• What you have to do:
Give back the whole listing exactly as written, leaving out each picture.

• Data for this task:
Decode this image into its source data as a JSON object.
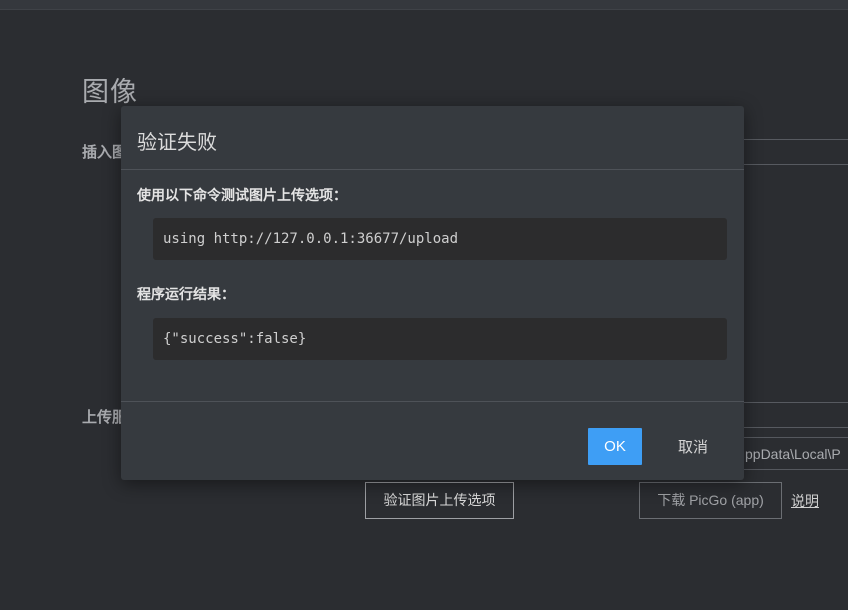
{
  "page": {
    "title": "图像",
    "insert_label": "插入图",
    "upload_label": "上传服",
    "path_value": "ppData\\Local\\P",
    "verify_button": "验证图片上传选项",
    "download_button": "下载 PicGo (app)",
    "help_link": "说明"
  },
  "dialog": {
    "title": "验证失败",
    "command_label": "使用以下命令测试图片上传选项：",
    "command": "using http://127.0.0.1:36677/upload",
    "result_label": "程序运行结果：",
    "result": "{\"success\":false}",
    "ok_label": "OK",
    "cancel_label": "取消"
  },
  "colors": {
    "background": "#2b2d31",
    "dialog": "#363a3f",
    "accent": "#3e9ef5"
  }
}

• Solution to this task:
Decode this image into its source data as a JSON object.
{
  "page": {
    "title": "图像",
    "insert_label": "插入图",
    "upload_label": "上传服",
    "path_value": "ppData\\Local\\P",
    "verify_button": "验证图片上传选项",
    "download_button": "下载 PicGo (app)",
    "help_link": "说明"
  },
  "dialog": {
    "title": "验证失败",
    "command_label": "使用以下命令测试图片上传选项：",
    "command": "using http://127.0.0.1:36677/upload",
    "result_label": "程序运行结果：",
    "result": "{\"success\":false}",
    "ok_label": "OK",
    "cancel_label": "取消"
  },
  "colors": {
    "background": "#2b2d31",
    "dialog": "#363a3f",
    "accent": "#3e9ef5"
  }
}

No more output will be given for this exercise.